● MATERIAL PROVIDED
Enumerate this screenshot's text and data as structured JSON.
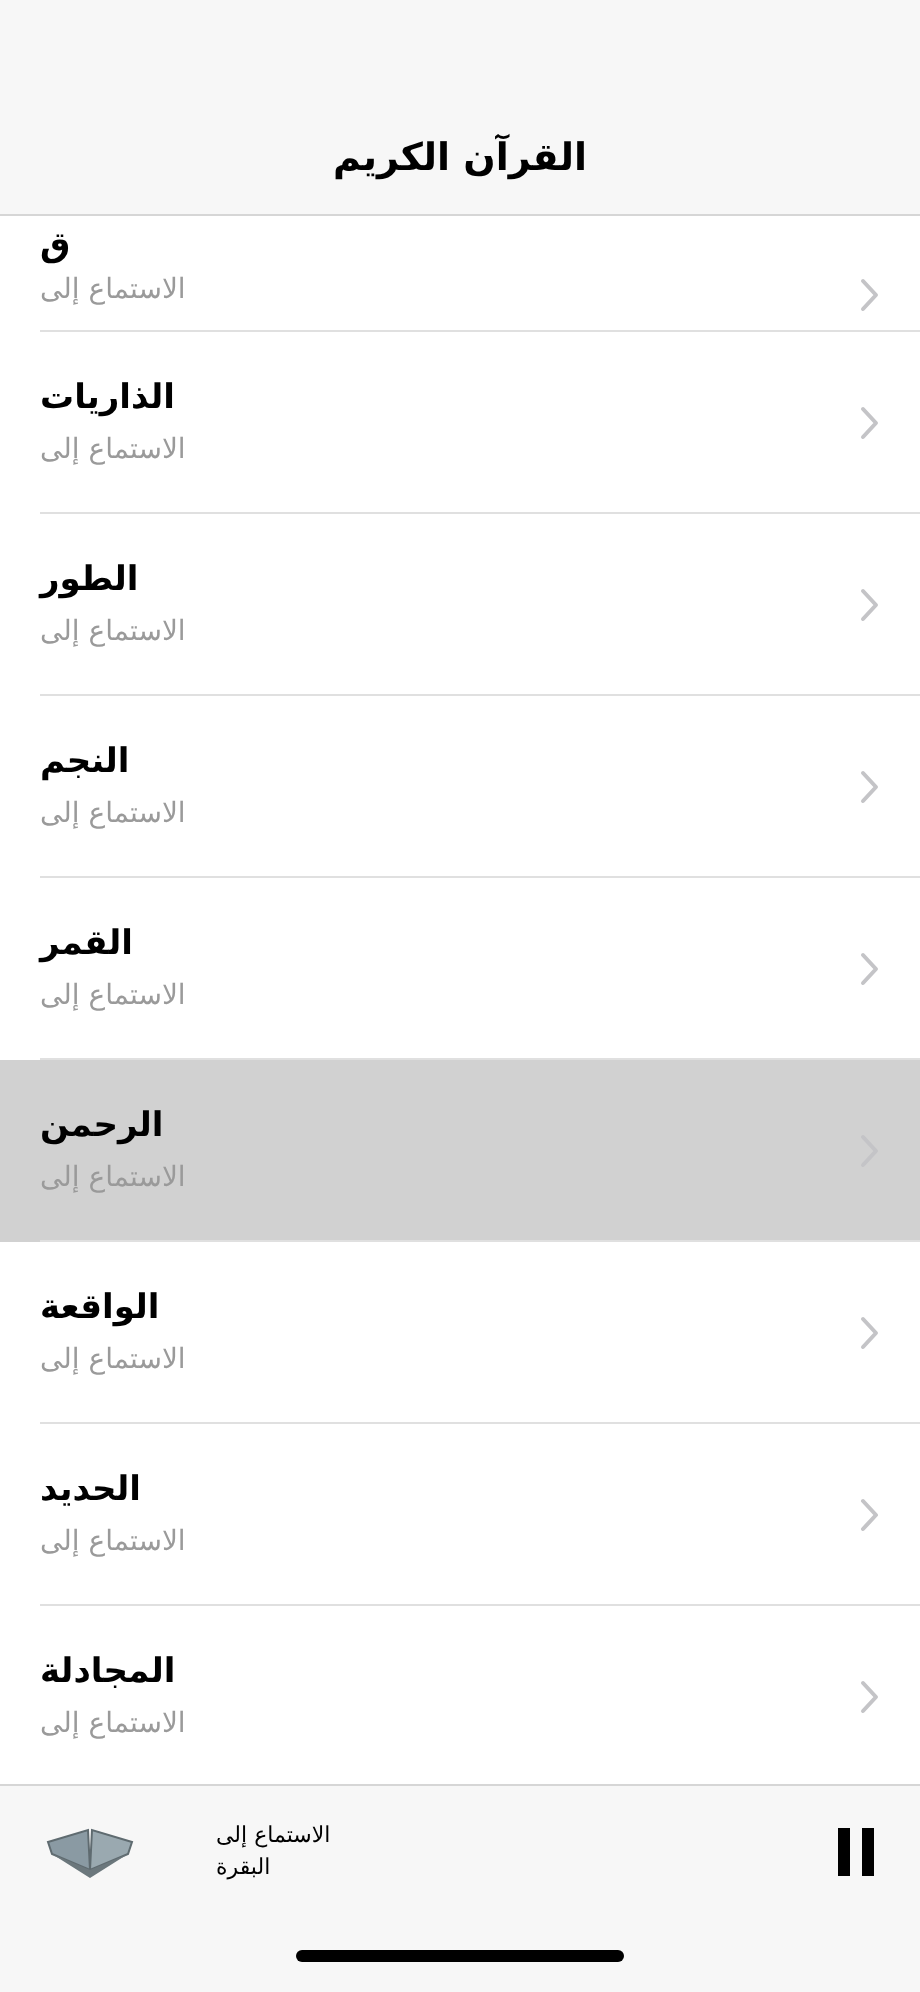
{
  "header": {
    "title": "القرآن الكريم"
  },
  "surahs": [
    {
      "name": "ق",
      "subtitle": "الاستماع إلى",
      "selected": false
    },
    {
      "name": "الذاريات",
      "subtitle": "الاستماع إلى",
      "selected": false
    },
    {
      "name": "الطور",
      "subtitle": "الاستماع إلى",
      "selected": false
    },
    {
      "name": "النجم",
      "subtitle": "الاستماع إلى",
      "selected": false
    },
    {
      "name": "القمر",
      "subtitle": "الاستماع إلى",
      "selected": false
    },
    {
      "name": "الرحمن",
      "subtitle": "الاستماع إلى",
      "selected": true
    },
    {
      "name": "الواقعة",
      "subtitle": "الاستماع إلى",
      "selected": false
    },
    {
      "name": "الحديد",
      "subtitle": "الاستماع إلى",
      "selected": false
    },
    {
      "name": "المجادلة",
      "subtitle": "الاستماع إلى",
      "selected": false
    }
  ],
  "player": {
    "label": "الاستماع إلى",
    "track": "البقرة",
    "playing": true
  }
}
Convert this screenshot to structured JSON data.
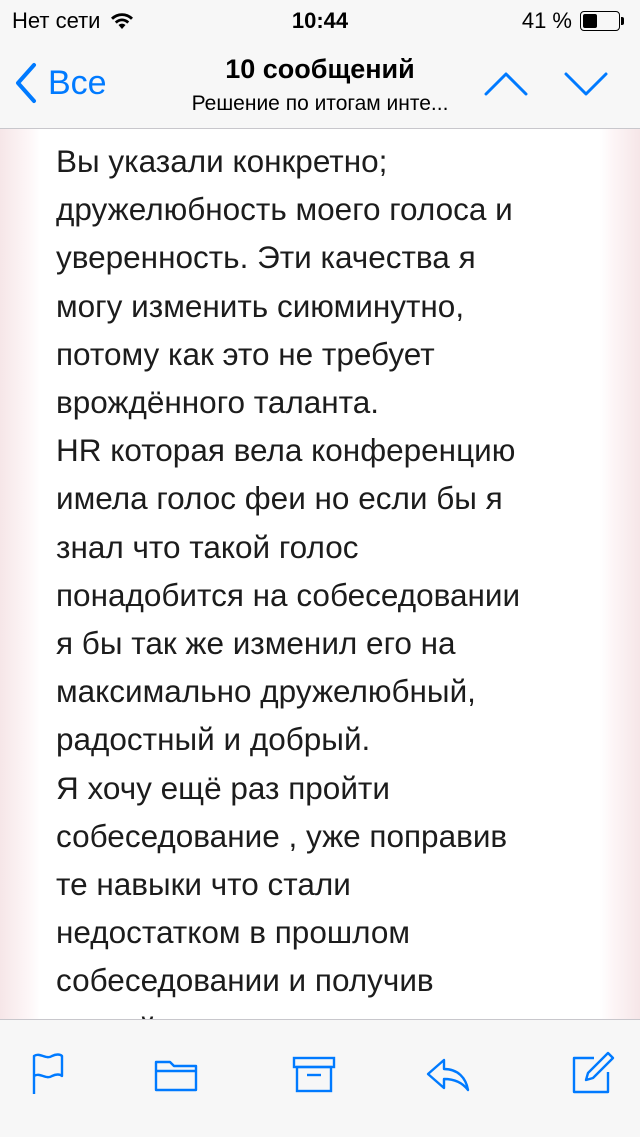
{
  "status_bar": {
    "carrier": "Нет сети",
    "time": "10:44",
    "battery_percent": "41 %",
    "battery_level": 0.41
  },
  "nav": {
    "back_label": "Все",
    "title": "10 сообщений",
    "subtitle": "Решение по итогам инте..."
  },
  "message": {
    "lines": [
      "Вы указали конкретно;",
      "дружелюбность моего голоса и",
      "уверенность. Эти качества я",
      "могу изменить сиюминутно,",
      "потому как это не требует",
      "врождённого таланта.",
      "HR которая вела конференцию",
      "имела голос феи но если бы я",
      "знал что такой голос",
      "понадобится на собеседовании",
      "я бы так же изменил его на",
      "максимально дружелюбный,",
      "радостный и добрый.",
      "Я хочу ещё раз пройти",
      "собеседование , уже поправив",
      "те навыки что стали",
      "недостатком в прошлом",
      "собеседовании и получив",
      "второй шанс"
    ]
  },
  "toolbar": {
    "icons": [
      "flag-icon",
      "folder-icon",
      "archive-icon",
      "reply-icon",
      "compose-icon"
    ]
  },
  "colors": {
    "accent": "#007aff",
    "bar_background": "#f7f7f7",
    "text": "#1c1c1c"
  }
}
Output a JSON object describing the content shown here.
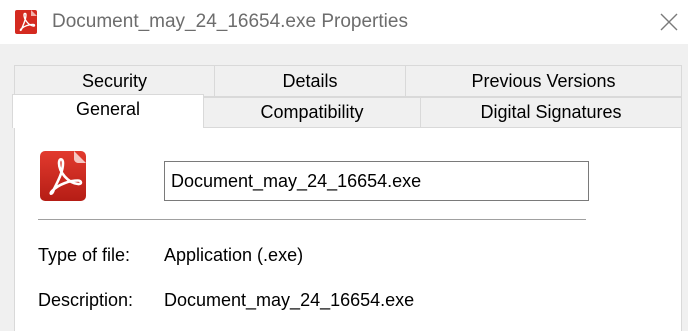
{
  "window": {
    "title": "Document_may_24_16654.exe Properties",
    "close_icon": "close-icon"
  },
  "tabs": {
    "row1": [
      {
        "label": "Security"
      },
      {
        "label": "Details"
      },
      {
        "label": "Previous Versions"
      }
    ],
    "row2": [
      {
        "label": "General",
        "selected": true
      },
      {
        "label": "Compatibility"
      },
      {
        "label": "Digital Signatures"
      }
    ]
  },
  "general": {
    "file_icon": "pdf-icon",
    "file_name": "Document_may_24_16654.exe",
    "properties": [
      {
        "label": "Type of file:",
        "value": "Application (.exe)"
      },
      {
        "label": "Description:",
        "value": "Document_may_24_16654.exe"
      }
    ]
  },
  "colors": {
    "icon_red": "#d42a20",
    "panel_bg": "#ffffff",
    "window_bg": "#f0f0f0"
  }
}
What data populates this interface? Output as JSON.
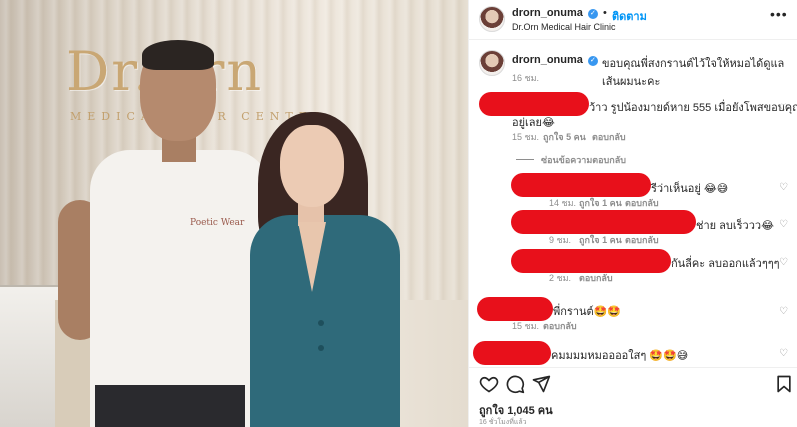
{
  "photo": {
    "sign_text": "Dr.Orn",
    "sign_subtext": "MEDICAL HAIR CENTER",
    "shirt_print": "Poetic Wear"
  },
  "header": {
    "username": "drorn_onuma",
    "verified_mark": "✓",
    "separator": "•",
    "follow_label": "ติดตาม",
    "subtitle": "Dr.Orn Medical Hair Clinic",
    "more_icon": "more-horizontal-icon",
    "more_glyph": "•••"
  },
  "caption": {
    "username": "drorn_onuma",
    "text": "ขอบคุณพี่สงกรานต์ไว้ใจให้หมอได้ดูแลเส้นผมนะคะ",
    "time": "16 ชม."
  },
  "comments": [
    {
      "text_line1": "ว้าว รูปน้องมายด์หาย 555 เมื่อยังโพสขอบคุณทั้งสอง",
      "text_line2": "อยู่เลย😂",
      "time": "15 ชม.",
      "likes": "ถูกใจ 5 คน",
      "reply": "ตอบกลับ"
    }
  ],
  "view_replies": "ซ่อนข้อความตอบกลับ",
  "replies": [
    {
      "text": "รีว่าเห็นอยู่ 😂😅",
      "time": "14 ชม.",
      "likes": "ถูกใจ 1 คน",
      "reply": "ตอบกลับ"
    },
    {
      "text": "ช่าย ลบเร็ววว😂",
      "time": "9 ชม.",
      "likes": "ถูกใจ 1 คน",
      "reply": "ตอบกลับ"
    },
    {
      "text": "กันลี่คะ ลบออกแล้วๆๆๆ",
      "time": "2 ชม.",
      "likes": "",
      "reply": "ตอบกลับ"
    }
  ],
  "comments_more": [
    {
      "text": "พี่กรานต์🤩🤩",
      "time": "15 ชม.",
      "reply": "ตอบกลับ"
    },
    {
      "text": "คมมมมหมออออใสๆ 🤩🤩😅",
      "time": "",
      "reply": ""
    }
  ],
  "actions": {
    "like_icon": "heart-icon",
    "comment_icon": "comment-icon",
    "share_icon": "send-icon",
    "save_icon": "bookmark-icon"
  },
  "likes": "ถูกใจ 1,045 คน",
  "posted": "16 ชั่วโมงที่แล้ว",
  "colors": {
    "accent": "#0095f6",
    "verified": "#3897f0",
    "redaction": "#e8101b",
    "muted": "#8e8e8e"
  }
}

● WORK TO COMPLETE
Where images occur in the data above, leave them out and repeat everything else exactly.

● YOUR RESPONSE
Enumerate this screenshot's text and data as structured JSON.
{
  "header": {
    "title": "القرآن الكريم"
  },
  "surahs": [
    {
      "name": "ق",
      "subtitle": "الاستماع إلى",
      "selected": false
    },
    {
      "name": "الذاريات",
      "subtitle": "الاستماع إلى",
      "selected": false
    },
    {
      "name": "الطور",
      "subtitle": "الاستماع إلى",
      "selected": false
    },
    {
      "name": "النجم",
      "subtitle": "الاستماع إلى",
      "selected": false
    },
    {
      "name": "القمر",
      "subtitle": "الاستماع إلى",
      "selected": false
    },
    {
      "name": "الرحمن",
      "subtitle": "الاستماع إلى",
      "selected": true
    },
    {
      "name": "الواقعة",
      "subtitle": "الاستماع إلى",
      "selected": false
    },
    {
      "name": "الحديد",
      "subtitle": "الاستماع إلى",
      "selected": false
    },
    {
      "name": "المجادلة",
      "subtitle": "الاستماع إلى",
      "selected": false
    }
  ],
  "player": {
    "label": "الاستماع إلى",
    "track": "البقرة",
    "playing": true
  }
}
Convert this screenshot to structured JSON data.
{
  "status_bar": {
    "carrier": "Нет сети",
    "time": "10:44",
    "battery_percent": "41 %",
    "battery_level": 0.41
  },
  "nav": {
    "back_label": "Все",
    "title": "10 сообщений",
    "subtitle": "Решение по итогам инте..."
  },
  "message": {
    "lines": [
      "Вы указали конкретно;",
      "дружелюбность моего голоса и",
      "уверенность. Эти качества я",
      "могу изменить сиюминутно,",
      "потому как это не требует",
      "врождённого таланта.",
      "HR которая вела конференцию",
      "имела голос феи но если бы я",
      "знал что такой голос",
      "понадобится на собеседовании",
      "я бы так же изменил его на",
      "максимально дружелюбный,",
      "радостный и добрый.",
      "Я хочу ещё раз пройти",
      "собеседование , уже поправив",
      "те навыки что стали",
      "недостатком в прошлом",
      "собеседовании и получив",
      "второй шанс"
    ]
  },
  "toolbar": {
    "icons": [
      "flag-icon",
      "folder-icon",
      "archive-icon",
      "reply-icon",
      "compose-icon"
    ]
  },
  "colors": {
    "accent": "#007aff",
    "bar_background": "#f7f7f7",
    "text": "#1c1c1c"
  }
}
Output a JSON object describing the content shown here.
{
  "window": {
    "title": "Document_may_24_16654.exe Properties",
    "close_icon": "close-icon"
  },
  "tabs": {
    "row1": [
      {
        "label": "Security"
      },
      {
        "label": "Details"
      },
      {
        "label": "Previous Versions"
      }
    ],
    "row2": [
      {
        "label": "General",
        "selected": true
      },
      {
        "label": "Compatibility"
      },
      {
        "label": "Digital Signatures"
      }
    ]
  },
  "general": {
    "file_icon": "pdf-icon",
    "file_name": "Document_may_24_16654.exe",
    "properties": [
      {
        "label": "Type of file:",
        "value": "Application (.exe)"
      },
      {
        "label": "Description:",
        "value": "Document_may_24_16654.exe"
      }
    ]
  },
  "colors": {
    "icon_red": "#d42a20",
    "panel_bg": "#ffffff",
    "window_bg": "#f0f0f0"
  }
}
What data populates this interface? Output as JSON.
{
  "photo": {
    "sign_text": "Dr.Orn",
    "sign_subtext": "MEDICAL HAIR CENTER",
    "shirt_print": "Poetic Wear"
  },
  "header": {
    "username": "drorn_onuma",
    "verified_mark": "✓",
    "separator": "•",
    "follow_label": "ติดตาม",
    "subtitle": "Dr.Orn Medical Hair Clinic",
    "more_icon": "more-horizontal-icon",
    "more_glyph": "•••"
  },
  "caption": {
    "username": "drorn_onuma",
    "text": "ขอบคุณพี่สงกรานต์ไว้ใจให้หมอได้ดูแลเส้นผมนะคะ",
    "time": "16 ชม."
  },
  "comments": [
    {
      "text_line1": "ว้าว รูปน้องมายด์หาย 555 เมื่อยังโพสขอบคุณทั้งสอง",
      "text_line2": "อยู่เลย😂",
      "time": "15 ชม.",
      "likes": "ถูกใจ 5 คน",
      "reply": "ตอบกลับ"
    }
  ],
  "view_replies": "ซ่อนข้อความตอบกลับ",
  "replies": [
    {
      "text": "รีว่าเห็นอยู่ 😂😅",
      "time": "14 ชม.",
      "likes": "ถูกใจ 1 คน",
      "reply": "ตอบกลับ"
    },
    {
      "text": "ช่าย ลบเร็ววว😂",
      "time": "9 ชม.",
      "likes": "ถูกใจ 1 คน",
      "reply": "ตอบกลับ"
    },
    {
      "text": "กันลี่คะ ลบออกแล้วๆๆๆ",
      "time": "2 ชม.",
      "likes": "",
      "reply": "ตอบกลับ"
    }
  ],
  "comments_more": [
    {
      "text": "พี่กรานต์🤩🤩",
      "time": "15 ชม.",
      "reply": "ตอบกลับ"
    },
    {
      "text": "คมมมมหมออออใสๆ 🤩🤩😅",
      "time": "",
      "reply": ""
    }
  ],
  "actions": {
    "like_icon": "heart-icon",
    "comment_icon": "comment-icon",
    "share_icon": "send-icon",
    "save_icon": "bookmark-icon"
  },
  "likes": "ถูกใจ 1,045 คน",
  "posted": "16 ชั่วโมงที่แล้ว",
  "colors": {
    "accent": "#0095f6",
    "verified": "#3897f0",
    "redaction": "#e8101b",
    "muted": "#8e8e8e"
  }
}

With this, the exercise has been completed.